What to produce: Find the lines below that contain the string "name". Copy each one.

Stored data
_ _ _ _ _

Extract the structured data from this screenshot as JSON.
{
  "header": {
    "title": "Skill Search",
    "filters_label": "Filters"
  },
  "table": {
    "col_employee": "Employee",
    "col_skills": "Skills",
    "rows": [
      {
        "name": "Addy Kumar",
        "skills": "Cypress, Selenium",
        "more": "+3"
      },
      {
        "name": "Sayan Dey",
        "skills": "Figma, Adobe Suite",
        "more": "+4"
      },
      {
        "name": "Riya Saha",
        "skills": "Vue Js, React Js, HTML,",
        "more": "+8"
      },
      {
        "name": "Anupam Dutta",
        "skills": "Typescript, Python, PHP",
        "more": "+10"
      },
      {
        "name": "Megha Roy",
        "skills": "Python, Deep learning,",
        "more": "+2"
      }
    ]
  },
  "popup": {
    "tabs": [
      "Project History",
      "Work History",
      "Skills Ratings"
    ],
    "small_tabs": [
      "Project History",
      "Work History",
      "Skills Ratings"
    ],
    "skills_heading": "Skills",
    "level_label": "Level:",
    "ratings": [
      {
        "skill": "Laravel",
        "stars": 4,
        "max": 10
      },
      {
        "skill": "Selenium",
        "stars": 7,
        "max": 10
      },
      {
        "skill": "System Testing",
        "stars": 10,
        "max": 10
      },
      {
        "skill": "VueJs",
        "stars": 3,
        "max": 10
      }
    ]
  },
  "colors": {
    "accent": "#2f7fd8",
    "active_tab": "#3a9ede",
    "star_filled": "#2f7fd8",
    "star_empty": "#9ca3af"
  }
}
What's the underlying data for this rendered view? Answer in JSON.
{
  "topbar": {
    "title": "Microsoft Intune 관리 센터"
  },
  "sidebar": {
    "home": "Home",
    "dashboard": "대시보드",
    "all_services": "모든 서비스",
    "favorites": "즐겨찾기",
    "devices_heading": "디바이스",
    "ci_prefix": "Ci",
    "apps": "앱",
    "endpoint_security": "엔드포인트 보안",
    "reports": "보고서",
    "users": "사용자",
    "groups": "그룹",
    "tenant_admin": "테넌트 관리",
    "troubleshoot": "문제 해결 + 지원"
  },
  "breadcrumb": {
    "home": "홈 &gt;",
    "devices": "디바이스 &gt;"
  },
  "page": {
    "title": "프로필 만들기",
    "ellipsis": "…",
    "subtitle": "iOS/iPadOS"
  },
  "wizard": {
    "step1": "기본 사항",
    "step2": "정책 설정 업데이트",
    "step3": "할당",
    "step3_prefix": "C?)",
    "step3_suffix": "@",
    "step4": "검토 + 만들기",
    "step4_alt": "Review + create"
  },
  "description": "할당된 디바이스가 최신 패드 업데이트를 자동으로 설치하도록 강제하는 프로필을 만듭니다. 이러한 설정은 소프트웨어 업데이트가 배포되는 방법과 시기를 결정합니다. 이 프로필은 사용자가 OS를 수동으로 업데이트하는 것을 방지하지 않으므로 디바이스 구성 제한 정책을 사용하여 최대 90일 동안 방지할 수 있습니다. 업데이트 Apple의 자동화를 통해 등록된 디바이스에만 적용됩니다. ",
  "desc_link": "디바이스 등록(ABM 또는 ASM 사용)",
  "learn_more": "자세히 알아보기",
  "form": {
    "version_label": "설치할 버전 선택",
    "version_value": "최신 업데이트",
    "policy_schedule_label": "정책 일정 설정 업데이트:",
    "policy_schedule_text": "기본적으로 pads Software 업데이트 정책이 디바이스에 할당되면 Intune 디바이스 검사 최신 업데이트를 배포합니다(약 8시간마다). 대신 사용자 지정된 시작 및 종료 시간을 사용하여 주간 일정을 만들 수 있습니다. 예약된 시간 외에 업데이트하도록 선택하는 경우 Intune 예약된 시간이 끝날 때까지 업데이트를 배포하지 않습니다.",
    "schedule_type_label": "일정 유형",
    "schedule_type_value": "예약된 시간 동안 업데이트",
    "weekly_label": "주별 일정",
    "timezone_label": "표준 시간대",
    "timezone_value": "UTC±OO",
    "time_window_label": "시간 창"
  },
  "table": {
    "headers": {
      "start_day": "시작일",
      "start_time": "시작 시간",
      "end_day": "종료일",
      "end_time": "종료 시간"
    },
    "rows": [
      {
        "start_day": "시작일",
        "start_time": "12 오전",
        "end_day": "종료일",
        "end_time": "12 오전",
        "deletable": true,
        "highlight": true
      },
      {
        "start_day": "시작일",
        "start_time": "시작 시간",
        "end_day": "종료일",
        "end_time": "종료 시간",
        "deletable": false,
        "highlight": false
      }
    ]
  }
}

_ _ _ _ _

Exercise answer:
        "name": "Addy Kumar",
        "name": "Sayan Dey",
        "name": "Riya Saha",
        "name": "Anupam Dutta",
        "name": "Megha Roy",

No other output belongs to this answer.